Dataset entries
---+---

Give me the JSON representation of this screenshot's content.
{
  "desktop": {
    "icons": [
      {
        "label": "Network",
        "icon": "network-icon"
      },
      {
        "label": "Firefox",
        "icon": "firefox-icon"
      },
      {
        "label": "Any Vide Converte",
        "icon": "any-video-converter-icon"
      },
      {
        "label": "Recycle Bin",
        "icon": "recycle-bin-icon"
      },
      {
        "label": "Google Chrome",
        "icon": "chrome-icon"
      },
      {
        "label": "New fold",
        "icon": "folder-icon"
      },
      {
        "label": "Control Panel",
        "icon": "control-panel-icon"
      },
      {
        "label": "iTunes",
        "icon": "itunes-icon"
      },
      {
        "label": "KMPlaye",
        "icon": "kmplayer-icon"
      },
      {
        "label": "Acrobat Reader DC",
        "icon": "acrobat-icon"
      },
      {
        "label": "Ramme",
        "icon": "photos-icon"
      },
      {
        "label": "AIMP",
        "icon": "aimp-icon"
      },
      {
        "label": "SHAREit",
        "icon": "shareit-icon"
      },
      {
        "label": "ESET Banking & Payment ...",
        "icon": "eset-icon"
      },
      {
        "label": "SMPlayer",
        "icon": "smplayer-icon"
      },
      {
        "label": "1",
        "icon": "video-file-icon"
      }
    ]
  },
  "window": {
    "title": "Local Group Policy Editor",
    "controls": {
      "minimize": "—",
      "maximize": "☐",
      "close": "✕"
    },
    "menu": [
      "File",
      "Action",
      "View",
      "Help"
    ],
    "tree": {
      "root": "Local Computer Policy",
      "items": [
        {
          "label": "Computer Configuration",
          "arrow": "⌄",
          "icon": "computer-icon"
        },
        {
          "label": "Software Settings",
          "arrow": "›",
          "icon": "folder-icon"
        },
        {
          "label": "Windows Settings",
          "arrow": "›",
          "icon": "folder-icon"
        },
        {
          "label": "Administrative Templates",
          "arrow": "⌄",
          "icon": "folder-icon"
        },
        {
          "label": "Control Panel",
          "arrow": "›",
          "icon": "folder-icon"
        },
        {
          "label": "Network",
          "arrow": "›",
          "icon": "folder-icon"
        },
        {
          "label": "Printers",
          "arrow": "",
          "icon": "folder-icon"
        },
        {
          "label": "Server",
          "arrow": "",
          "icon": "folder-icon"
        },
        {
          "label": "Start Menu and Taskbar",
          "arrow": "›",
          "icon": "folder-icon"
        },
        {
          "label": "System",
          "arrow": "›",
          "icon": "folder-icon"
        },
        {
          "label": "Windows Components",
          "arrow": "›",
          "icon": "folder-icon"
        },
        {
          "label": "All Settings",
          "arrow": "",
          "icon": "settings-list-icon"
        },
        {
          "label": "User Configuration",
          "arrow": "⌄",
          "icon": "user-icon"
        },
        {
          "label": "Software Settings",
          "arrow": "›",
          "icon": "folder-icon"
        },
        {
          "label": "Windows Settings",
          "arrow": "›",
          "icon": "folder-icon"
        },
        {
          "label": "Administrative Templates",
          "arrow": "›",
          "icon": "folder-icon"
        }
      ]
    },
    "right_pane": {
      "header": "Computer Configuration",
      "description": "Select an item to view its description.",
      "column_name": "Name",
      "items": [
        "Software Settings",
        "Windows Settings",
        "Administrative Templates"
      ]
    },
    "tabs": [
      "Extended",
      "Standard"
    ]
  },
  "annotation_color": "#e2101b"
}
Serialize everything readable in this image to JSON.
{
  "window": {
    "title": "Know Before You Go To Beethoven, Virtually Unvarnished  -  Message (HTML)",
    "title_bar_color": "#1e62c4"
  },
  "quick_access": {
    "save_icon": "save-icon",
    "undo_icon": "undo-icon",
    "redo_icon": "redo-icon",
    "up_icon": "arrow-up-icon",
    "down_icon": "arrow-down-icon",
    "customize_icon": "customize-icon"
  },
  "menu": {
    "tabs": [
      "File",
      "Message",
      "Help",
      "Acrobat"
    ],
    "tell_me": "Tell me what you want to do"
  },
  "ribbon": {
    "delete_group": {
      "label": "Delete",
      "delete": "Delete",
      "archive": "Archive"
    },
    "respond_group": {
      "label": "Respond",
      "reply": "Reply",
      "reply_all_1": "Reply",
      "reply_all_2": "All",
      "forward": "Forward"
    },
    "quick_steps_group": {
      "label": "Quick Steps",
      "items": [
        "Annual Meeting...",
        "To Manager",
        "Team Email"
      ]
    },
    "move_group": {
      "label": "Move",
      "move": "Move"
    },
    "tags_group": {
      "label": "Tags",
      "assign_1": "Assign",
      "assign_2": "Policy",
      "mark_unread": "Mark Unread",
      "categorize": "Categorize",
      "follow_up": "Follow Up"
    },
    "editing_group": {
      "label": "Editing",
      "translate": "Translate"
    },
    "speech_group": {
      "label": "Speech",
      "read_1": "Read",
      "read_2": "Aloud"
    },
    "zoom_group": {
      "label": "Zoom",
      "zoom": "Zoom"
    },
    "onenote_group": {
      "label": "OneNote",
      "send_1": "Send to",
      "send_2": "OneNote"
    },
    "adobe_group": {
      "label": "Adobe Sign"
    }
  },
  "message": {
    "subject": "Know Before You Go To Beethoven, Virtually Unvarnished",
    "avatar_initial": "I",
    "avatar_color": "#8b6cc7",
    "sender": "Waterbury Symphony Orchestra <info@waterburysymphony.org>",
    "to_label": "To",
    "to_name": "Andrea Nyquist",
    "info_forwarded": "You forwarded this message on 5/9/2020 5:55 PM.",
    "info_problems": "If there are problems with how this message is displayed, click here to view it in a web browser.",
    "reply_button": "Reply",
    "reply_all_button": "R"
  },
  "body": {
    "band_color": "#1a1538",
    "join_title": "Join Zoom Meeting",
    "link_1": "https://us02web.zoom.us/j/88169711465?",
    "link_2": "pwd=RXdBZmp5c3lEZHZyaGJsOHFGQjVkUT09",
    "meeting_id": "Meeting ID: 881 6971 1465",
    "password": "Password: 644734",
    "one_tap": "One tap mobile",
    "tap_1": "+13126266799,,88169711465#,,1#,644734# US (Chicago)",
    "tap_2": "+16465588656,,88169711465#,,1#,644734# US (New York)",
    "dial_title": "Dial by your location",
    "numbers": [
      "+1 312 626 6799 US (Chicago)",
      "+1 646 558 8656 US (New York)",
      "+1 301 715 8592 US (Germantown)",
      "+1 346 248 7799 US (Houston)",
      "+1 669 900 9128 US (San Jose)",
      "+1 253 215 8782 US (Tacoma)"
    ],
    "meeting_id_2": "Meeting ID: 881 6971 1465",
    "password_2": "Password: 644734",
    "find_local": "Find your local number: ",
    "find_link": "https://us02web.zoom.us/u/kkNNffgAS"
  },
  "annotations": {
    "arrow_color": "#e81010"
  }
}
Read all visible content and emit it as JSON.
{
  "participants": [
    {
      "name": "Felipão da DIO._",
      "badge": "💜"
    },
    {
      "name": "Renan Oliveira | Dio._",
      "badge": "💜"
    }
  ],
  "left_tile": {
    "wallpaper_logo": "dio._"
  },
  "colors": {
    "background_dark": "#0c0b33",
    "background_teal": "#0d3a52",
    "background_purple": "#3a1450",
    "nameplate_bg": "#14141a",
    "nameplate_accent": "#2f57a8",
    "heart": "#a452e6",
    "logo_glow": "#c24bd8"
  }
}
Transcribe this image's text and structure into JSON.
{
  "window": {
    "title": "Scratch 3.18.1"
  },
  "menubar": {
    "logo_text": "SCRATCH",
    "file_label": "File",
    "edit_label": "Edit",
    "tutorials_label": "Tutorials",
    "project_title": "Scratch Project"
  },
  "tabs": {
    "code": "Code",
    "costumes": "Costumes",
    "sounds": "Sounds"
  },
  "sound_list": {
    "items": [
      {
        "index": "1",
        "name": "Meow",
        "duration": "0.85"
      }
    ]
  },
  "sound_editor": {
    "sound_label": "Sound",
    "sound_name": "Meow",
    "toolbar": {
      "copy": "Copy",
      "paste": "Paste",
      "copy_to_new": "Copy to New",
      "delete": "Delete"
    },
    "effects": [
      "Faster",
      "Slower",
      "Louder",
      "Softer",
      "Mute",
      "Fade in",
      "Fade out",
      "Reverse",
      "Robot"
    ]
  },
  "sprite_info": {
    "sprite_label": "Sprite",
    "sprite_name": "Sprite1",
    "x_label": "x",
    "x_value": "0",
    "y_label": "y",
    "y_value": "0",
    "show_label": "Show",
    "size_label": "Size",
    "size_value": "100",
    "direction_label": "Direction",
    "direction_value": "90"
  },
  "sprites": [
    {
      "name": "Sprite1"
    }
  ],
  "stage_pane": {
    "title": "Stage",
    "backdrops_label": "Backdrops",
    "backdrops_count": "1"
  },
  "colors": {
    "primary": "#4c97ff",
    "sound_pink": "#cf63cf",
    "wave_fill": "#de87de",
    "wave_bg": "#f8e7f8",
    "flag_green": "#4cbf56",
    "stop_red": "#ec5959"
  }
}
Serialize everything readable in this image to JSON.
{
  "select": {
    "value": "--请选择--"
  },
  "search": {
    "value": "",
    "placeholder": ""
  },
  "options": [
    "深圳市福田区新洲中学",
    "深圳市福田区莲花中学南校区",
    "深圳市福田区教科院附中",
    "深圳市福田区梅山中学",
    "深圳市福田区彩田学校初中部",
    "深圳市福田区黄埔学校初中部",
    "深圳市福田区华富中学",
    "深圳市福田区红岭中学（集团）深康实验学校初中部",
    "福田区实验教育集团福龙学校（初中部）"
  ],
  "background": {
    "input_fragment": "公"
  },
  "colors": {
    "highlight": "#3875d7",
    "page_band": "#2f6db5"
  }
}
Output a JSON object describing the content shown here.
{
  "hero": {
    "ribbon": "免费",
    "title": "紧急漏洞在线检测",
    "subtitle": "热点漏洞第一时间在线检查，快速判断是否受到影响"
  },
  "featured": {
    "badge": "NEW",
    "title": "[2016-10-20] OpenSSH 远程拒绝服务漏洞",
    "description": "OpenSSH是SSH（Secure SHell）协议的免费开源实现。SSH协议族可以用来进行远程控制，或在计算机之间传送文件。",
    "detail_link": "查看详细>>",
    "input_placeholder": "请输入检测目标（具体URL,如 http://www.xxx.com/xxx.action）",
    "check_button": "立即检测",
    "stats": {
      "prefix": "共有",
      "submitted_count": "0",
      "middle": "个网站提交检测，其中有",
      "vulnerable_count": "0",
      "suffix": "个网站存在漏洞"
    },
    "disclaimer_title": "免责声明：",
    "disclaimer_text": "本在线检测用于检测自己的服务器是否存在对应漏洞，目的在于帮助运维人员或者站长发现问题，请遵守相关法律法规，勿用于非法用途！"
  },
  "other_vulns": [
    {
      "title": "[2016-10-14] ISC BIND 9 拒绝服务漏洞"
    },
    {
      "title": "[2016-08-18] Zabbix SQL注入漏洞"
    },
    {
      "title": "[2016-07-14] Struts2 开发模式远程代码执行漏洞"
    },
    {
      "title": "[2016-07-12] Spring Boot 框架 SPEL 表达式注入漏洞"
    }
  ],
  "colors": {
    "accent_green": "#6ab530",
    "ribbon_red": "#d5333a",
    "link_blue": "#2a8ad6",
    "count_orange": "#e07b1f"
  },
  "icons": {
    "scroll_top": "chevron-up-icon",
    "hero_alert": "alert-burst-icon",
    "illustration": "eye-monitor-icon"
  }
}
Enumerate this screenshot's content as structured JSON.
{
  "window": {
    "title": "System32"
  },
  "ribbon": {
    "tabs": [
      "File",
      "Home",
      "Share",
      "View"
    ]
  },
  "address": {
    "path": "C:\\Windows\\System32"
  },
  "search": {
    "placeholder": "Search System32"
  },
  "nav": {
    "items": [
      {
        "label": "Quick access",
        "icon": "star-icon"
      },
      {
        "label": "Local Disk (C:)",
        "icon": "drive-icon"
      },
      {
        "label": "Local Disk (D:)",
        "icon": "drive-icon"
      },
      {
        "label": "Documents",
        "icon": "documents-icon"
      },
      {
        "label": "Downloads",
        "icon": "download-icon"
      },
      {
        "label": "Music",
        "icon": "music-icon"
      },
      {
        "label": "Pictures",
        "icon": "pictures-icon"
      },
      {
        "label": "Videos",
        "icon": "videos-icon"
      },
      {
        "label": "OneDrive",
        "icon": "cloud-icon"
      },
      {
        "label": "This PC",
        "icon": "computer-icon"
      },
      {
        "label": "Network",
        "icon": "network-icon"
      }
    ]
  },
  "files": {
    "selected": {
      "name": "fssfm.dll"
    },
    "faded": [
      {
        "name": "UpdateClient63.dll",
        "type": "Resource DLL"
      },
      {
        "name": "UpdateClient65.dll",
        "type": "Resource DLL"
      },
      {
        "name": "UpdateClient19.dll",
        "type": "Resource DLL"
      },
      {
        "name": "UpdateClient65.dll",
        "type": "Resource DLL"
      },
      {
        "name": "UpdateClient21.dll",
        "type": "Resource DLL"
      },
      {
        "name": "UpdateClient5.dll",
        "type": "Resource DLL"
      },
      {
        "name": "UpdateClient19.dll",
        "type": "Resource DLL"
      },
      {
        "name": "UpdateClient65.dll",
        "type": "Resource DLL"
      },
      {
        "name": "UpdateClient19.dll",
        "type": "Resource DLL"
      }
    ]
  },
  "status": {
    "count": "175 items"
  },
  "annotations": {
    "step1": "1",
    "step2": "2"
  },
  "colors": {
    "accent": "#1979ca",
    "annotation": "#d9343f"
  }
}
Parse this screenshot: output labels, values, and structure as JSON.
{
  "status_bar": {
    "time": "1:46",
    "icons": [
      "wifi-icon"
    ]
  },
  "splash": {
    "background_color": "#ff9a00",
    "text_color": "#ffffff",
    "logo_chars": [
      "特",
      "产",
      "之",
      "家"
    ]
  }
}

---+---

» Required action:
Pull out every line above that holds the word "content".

» Response to this exercise:
Give me the JSON representation of this screenshot's content.
Read all visible content and emit it as JSON.
Output a JSON object describing the content shown here.
Enumerate this screenshot's content as structured JSON.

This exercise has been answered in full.